[Entries taken from a collection]
[Start of Attachment]

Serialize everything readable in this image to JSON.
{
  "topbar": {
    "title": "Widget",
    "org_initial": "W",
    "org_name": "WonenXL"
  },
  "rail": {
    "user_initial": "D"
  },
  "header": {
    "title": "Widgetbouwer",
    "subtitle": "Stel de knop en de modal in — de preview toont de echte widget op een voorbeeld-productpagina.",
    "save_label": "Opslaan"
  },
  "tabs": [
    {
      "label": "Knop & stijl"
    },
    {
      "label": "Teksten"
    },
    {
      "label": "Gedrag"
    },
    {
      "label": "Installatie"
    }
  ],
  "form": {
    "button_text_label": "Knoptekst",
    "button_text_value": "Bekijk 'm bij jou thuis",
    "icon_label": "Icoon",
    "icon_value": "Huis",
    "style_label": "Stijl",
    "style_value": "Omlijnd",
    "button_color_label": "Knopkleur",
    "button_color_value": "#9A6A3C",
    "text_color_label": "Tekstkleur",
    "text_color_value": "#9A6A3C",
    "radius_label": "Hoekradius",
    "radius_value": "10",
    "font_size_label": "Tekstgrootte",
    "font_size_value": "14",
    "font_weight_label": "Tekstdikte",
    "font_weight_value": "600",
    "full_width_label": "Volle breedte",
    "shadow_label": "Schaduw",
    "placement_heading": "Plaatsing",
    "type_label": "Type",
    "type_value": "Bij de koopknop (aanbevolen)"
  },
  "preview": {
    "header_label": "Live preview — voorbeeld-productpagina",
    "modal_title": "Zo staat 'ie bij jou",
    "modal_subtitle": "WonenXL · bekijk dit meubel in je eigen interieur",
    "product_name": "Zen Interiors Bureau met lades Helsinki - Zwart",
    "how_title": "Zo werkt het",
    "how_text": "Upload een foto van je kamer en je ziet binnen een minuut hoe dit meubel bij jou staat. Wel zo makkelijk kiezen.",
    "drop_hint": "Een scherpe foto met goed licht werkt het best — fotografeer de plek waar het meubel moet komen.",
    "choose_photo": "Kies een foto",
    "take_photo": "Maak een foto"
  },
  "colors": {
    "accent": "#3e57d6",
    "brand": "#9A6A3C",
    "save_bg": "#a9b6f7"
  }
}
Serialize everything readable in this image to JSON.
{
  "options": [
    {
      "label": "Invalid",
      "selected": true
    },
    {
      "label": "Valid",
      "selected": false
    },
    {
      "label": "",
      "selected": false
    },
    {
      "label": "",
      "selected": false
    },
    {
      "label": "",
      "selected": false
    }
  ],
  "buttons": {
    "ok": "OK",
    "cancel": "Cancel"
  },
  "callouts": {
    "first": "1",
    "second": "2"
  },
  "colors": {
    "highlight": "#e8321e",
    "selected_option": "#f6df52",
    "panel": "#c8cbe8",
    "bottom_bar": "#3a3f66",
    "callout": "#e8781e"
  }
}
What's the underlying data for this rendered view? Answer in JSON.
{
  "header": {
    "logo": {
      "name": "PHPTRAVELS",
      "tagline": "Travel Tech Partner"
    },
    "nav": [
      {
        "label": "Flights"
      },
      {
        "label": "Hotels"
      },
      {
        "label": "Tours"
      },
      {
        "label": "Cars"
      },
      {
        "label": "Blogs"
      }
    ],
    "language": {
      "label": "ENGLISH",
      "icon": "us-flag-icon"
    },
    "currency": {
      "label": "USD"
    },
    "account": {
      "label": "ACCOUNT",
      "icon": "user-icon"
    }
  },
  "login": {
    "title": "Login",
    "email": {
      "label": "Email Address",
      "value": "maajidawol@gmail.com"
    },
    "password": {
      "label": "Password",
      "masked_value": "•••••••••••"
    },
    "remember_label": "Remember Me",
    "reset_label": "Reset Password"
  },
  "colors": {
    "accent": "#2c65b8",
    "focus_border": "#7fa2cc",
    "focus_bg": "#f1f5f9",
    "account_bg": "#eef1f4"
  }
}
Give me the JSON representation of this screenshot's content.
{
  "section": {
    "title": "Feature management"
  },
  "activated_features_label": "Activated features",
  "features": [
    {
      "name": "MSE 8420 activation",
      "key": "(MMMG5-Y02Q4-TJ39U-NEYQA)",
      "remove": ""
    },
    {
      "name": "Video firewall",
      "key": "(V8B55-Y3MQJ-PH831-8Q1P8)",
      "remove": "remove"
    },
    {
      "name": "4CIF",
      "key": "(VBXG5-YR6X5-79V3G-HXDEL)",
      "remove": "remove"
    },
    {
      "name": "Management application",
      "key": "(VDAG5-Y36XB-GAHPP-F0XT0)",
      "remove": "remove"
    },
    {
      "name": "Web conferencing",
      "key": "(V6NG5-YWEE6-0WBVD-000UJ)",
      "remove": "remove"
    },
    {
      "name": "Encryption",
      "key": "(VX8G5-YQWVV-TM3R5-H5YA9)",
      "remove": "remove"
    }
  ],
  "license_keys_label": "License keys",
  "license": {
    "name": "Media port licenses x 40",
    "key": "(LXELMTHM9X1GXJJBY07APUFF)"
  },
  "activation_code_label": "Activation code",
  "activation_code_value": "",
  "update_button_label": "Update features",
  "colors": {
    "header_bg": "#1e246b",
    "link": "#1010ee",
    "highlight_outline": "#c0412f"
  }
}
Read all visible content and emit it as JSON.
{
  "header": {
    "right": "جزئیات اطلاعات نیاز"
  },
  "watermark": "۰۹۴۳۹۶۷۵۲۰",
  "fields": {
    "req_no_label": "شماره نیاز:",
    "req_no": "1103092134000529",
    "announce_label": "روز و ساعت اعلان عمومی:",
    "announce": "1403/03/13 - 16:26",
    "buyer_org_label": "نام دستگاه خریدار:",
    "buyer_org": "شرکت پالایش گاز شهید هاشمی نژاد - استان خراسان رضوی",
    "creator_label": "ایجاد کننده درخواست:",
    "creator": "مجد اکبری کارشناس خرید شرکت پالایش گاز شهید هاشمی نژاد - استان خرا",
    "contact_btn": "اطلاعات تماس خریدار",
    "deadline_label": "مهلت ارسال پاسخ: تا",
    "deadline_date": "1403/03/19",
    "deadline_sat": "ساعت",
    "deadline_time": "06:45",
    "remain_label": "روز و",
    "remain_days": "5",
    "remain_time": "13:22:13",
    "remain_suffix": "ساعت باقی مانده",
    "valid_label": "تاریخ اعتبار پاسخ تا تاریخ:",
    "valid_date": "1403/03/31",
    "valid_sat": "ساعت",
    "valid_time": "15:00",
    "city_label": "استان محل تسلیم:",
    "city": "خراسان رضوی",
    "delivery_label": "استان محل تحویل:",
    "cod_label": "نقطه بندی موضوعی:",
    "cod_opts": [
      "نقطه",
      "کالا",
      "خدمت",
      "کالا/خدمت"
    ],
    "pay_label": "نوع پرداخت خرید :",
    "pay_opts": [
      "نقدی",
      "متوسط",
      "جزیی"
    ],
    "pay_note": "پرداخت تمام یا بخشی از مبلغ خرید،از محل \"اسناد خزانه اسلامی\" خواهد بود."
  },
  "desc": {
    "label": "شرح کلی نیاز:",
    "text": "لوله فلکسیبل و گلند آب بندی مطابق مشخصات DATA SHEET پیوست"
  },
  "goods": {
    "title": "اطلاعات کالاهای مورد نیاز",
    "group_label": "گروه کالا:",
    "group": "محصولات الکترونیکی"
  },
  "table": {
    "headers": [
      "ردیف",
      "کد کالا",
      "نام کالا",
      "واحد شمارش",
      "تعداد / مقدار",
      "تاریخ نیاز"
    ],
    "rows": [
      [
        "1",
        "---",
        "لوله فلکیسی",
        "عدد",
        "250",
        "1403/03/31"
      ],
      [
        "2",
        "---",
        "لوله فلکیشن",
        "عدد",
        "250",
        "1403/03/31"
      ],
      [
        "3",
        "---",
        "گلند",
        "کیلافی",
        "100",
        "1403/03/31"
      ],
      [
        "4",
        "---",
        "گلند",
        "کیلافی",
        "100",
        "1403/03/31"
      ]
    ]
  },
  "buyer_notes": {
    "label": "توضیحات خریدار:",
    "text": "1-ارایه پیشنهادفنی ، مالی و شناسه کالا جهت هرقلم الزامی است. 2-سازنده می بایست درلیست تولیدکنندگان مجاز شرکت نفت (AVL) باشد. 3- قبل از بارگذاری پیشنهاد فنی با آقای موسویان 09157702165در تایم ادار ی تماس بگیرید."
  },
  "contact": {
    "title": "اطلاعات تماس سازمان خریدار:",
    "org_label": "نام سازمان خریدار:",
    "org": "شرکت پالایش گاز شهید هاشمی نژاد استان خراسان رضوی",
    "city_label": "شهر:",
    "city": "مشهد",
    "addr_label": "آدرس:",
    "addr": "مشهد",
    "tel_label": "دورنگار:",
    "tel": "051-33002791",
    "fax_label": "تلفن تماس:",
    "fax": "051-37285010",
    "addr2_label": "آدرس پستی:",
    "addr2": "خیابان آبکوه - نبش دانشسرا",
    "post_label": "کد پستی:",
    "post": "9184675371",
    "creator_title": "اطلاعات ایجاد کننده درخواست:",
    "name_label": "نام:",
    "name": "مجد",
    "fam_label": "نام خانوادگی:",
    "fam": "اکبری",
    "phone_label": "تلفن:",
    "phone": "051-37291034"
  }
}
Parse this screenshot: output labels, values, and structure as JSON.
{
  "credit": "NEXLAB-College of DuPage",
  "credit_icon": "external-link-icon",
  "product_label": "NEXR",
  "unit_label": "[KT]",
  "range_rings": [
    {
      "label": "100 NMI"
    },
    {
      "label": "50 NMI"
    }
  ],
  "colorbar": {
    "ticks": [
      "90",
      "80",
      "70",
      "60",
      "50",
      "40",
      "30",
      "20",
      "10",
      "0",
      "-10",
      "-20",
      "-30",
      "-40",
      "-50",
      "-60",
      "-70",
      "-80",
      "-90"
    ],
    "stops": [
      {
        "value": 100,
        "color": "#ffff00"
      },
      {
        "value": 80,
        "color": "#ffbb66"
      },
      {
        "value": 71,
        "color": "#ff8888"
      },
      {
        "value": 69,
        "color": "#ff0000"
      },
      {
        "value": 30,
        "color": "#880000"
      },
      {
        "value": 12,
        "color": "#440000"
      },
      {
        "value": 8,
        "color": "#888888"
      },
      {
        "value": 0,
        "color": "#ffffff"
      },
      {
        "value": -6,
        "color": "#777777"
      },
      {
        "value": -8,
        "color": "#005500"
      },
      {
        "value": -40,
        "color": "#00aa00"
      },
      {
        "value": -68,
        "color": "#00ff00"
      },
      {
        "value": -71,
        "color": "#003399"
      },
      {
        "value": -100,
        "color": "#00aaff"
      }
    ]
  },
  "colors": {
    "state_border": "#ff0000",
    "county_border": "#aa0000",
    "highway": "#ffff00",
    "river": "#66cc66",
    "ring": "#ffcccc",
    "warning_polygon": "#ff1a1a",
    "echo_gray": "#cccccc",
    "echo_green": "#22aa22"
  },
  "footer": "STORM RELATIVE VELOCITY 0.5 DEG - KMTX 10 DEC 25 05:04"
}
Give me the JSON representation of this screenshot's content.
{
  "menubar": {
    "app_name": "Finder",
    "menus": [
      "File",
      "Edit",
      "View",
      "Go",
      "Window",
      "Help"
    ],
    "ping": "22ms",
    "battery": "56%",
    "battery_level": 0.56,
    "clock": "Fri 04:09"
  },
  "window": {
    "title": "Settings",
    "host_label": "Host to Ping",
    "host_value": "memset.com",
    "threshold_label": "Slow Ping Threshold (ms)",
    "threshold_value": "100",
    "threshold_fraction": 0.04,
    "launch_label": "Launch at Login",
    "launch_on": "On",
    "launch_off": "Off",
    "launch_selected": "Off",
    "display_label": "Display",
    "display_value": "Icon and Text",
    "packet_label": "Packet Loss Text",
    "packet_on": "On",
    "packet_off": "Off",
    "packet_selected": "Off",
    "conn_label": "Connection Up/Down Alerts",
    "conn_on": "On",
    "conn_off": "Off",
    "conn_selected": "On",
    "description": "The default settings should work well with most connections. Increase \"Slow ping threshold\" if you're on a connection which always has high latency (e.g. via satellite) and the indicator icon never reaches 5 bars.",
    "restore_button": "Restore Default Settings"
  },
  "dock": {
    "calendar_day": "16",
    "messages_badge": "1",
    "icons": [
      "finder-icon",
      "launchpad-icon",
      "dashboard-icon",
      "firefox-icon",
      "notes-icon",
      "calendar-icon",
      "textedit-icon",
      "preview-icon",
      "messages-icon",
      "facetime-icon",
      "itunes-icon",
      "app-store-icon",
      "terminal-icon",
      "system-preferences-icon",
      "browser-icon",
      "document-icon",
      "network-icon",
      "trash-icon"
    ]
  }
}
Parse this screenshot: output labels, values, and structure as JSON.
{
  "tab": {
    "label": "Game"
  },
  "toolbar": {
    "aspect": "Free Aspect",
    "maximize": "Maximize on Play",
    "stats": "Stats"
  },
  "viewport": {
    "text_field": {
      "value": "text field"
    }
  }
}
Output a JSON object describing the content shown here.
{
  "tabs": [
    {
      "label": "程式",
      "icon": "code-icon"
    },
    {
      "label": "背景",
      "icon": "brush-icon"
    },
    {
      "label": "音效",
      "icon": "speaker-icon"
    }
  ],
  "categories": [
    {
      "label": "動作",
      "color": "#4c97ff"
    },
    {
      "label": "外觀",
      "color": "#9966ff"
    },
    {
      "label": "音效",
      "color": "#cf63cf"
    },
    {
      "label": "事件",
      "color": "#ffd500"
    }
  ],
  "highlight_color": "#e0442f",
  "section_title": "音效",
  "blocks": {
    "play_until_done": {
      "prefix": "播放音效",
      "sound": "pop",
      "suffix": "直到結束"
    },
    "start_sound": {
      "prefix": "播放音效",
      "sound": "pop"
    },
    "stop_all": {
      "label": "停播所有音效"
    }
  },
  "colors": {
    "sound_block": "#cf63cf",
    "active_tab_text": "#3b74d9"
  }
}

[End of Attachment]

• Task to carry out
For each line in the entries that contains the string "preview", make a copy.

• Reply to the exercise
    "subtitle": "Stel de knop en de modal in — de preview toont de echte widget op een voorbeeld-productpagina.",
  "preview": {
    "header_label": "Live preview — voorbeeld-productpagina",
      "preview-icon",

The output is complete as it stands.